▶ Your assignment: Report how many lines below contain the word "JSON". Give only the number.
Content starts
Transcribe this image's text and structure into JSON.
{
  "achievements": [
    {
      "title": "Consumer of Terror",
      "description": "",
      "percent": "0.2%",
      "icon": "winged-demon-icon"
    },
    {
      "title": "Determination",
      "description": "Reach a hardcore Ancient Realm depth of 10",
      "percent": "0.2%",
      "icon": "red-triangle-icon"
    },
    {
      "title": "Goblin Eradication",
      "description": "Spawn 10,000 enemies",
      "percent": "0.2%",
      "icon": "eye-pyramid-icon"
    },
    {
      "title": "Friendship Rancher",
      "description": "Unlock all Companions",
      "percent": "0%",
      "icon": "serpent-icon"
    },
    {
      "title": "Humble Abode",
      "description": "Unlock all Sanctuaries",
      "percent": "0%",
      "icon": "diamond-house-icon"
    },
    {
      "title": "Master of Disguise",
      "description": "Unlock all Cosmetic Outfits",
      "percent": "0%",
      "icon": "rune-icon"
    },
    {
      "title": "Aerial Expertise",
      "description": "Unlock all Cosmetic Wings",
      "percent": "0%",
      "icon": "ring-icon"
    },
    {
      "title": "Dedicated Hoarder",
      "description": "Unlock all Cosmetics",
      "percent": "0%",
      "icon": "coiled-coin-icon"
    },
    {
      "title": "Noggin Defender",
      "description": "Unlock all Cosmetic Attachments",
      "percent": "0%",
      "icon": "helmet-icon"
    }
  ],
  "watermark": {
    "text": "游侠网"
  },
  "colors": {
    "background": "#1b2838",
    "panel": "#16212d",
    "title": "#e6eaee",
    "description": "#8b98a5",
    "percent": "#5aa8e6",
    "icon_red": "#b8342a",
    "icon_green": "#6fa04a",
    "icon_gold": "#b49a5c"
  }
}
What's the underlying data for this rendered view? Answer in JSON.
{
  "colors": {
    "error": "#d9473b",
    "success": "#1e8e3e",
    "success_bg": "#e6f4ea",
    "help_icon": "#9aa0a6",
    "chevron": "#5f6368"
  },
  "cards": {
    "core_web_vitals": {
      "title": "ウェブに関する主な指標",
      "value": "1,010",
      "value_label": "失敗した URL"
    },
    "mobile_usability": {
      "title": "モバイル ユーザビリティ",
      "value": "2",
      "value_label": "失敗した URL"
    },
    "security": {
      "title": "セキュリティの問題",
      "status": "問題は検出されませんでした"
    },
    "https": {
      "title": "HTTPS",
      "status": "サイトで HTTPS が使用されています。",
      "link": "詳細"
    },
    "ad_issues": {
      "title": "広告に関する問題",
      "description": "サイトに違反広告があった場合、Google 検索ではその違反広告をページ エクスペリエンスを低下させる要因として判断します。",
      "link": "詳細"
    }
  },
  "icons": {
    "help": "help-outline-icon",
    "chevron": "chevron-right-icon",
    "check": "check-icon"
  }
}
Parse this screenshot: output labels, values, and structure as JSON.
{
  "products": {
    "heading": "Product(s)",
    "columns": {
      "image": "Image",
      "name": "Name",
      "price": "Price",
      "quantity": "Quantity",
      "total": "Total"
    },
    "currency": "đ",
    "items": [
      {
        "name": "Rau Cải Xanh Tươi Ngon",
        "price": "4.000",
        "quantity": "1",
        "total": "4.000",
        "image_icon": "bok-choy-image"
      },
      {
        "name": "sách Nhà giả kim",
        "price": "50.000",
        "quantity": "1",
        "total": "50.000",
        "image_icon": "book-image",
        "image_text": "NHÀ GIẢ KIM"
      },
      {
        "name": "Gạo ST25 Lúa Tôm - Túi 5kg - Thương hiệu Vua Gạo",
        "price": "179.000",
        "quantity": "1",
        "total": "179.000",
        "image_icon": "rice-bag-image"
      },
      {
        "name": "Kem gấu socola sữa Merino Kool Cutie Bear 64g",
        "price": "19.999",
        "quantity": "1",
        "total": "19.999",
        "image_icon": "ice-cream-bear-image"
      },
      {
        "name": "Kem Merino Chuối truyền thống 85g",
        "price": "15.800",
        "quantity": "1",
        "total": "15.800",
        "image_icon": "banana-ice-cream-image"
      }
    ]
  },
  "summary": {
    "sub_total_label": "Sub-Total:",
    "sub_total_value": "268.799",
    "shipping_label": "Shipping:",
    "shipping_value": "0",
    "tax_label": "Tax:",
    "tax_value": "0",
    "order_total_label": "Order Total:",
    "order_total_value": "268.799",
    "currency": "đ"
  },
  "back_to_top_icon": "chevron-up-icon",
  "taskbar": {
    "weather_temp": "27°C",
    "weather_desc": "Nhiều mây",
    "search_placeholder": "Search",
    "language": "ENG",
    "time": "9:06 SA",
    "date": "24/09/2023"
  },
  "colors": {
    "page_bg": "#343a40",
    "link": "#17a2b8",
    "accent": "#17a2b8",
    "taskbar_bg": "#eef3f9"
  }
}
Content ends
▶ Answer space: 3